“On behalf of the StFX Alumni Association, congratulations and let me see those shiny new pieces of jewelry,” StFX Alumni Association president Kathleen Sheridan said, bringing greetings on behalf of the association. “You are now officially the newest recipients of one of the most recognizable rings in the world and join tens of thousands of others who proudly display this symbol of StFX for all to see. Wearing this ring is a true privilege and serves as a representation of all that you have accomplished academically thus far.”
Whatever your X-Ring symbolizes personally, she said her hope is that, overall, it serves as a strong and constant reminder of your lifelong connection and dedication to StFX.
Ms. Sheridan advised the senior class to really soak in the feeling of this moment. “No other university in the world has a day quite like ours. The buzzing of excitement around campus and the town is palpable. I want you to promise to remember this feeling in the deep spirit and love for StFX.”
During the ceremony, senior student Brendan Roberts offered words of welcome. He too spoke of how the X-Ring is more than a piece of jewelry. It is a testament to our accomplishments, and a lifelong link to the Xaverian family, he said.
“For all students—from near and far—this ring is a reminder of the second home we found in the StFX community.
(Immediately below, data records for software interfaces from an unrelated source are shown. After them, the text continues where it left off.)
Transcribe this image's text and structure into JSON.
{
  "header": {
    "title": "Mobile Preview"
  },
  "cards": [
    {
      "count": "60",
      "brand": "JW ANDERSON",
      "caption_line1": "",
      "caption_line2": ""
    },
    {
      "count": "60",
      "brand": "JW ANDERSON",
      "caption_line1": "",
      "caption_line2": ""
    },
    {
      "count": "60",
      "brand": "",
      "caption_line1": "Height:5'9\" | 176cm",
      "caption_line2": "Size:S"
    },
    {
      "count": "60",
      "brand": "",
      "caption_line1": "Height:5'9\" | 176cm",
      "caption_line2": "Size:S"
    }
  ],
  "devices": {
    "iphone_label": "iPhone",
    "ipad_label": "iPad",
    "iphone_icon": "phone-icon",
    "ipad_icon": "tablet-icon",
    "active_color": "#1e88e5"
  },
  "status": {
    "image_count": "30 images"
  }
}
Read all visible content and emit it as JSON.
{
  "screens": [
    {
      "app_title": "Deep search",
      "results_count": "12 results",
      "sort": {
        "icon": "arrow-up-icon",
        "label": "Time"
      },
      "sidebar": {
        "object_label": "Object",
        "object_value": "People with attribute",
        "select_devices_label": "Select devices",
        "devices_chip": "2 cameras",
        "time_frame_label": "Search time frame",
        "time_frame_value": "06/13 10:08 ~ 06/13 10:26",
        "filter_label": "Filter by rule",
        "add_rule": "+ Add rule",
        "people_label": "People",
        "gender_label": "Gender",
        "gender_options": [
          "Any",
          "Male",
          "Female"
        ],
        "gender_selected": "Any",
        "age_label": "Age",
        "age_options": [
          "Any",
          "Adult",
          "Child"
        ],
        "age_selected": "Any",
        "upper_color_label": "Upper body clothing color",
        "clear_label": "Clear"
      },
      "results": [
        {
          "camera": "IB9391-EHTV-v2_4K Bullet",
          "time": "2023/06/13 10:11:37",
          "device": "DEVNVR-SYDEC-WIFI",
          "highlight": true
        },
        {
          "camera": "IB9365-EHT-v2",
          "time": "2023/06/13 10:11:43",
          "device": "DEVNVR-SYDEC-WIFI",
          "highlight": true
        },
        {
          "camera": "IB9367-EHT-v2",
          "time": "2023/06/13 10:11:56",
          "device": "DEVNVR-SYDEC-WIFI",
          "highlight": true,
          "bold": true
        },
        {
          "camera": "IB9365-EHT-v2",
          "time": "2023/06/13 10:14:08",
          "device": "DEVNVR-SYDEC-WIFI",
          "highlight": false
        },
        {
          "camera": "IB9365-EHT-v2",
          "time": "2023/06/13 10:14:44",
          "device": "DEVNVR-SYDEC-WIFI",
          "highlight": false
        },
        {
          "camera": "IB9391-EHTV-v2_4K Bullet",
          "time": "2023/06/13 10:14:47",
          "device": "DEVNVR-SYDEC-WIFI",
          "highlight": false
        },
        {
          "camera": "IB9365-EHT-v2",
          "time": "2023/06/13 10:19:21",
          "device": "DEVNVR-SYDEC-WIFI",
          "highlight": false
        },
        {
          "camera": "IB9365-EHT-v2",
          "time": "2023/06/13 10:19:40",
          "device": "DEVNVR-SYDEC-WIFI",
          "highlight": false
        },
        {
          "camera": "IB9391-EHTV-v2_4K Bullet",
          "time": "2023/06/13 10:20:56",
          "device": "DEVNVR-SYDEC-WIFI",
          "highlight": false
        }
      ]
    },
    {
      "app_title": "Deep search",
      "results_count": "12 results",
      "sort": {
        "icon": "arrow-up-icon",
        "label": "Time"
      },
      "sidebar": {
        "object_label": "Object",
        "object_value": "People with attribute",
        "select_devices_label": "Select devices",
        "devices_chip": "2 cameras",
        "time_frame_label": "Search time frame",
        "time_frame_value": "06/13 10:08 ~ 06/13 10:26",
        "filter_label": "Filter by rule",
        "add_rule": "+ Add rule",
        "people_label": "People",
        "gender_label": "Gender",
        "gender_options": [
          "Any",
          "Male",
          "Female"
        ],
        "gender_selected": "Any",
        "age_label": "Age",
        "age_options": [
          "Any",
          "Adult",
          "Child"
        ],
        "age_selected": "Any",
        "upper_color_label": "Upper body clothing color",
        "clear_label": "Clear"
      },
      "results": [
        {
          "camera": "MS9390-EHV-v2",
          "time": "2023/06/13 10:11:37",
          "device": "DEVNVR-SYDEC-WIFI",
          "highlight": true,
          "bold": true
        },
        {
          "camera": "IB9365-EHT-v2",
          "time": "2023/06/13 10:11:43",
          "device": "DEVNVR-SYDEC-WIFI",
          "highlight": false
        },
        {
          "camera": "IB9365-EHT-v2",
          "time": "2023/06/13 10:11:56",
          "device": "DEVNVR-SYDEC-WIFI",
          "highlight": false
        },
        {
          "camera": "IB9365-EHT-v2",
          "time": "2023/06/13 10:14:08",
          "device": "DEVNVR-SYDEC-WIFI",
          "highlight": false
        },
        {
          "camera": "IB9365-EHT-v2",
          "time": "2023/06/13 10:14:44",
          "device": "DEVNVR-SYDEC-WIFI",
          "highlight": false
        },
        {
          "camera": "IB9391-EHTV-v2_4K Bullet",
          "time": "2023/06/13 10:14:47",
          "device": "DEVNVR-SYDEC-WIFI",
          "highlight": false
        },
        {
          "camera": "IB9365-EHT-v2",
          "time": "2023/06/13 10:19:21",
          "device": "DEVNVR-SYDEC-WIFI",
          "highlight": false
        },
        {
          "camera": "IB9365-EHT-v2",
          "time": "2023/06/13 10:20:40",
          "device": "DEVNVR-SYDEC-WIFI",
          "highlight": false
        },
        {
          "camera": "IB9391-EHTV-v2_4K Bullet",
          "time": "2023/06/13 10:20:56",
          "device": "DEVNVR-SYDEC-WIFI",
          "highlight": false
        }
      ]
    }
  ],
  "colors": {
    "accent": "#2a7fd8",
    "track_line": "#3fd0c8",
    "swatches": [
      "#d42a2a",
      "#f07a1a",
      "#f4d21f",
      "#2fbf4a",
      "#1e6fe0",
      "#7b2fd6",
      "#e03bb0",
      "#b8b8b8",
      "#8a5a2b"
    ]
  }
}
It embodies the relationships between friends, peers, faculty, and community members who become like family during our university years.”
Classmates Dan Stewart read the explanation of the StFX motto, and Marcel Desmond read from the writings of Dr. Moses Coady. Robbie Hughes introduced the guest speaker and Rebekah Pitts gave the thanks. Ms. Fabiano led the Xaverian Commitment.
University Chaplain Father Donald MacGillivray delivered the invocation.
To begin the ceremony, candle bearers—Allison Briscoe, Grayson Cragg, Eve Daniels, Cole Kennedy, Emily Ketchum, Kendra MacDonell, Ella MacLeod, Alexia Parada-Castro, Evelyn Pequenera-Griffin, Sylvia Phee, Taylor Rasmussen, Lucas Seto, and Maddie Tenant—proceeded down the aisle to light 13 candles in the shape of an X.
Musicians, and students, Heidi Burns, Dane Pederson, Brendan Fitzpatrick and Malcolm MacNeil, played as the X-Rings were presented.
As the ceremony concluded, students filed out of the Keating Centre, tapping a wooden pew brought over from the University Chapel, a storied, decades-long tradition from when the ceremony was small enough to be held in that space.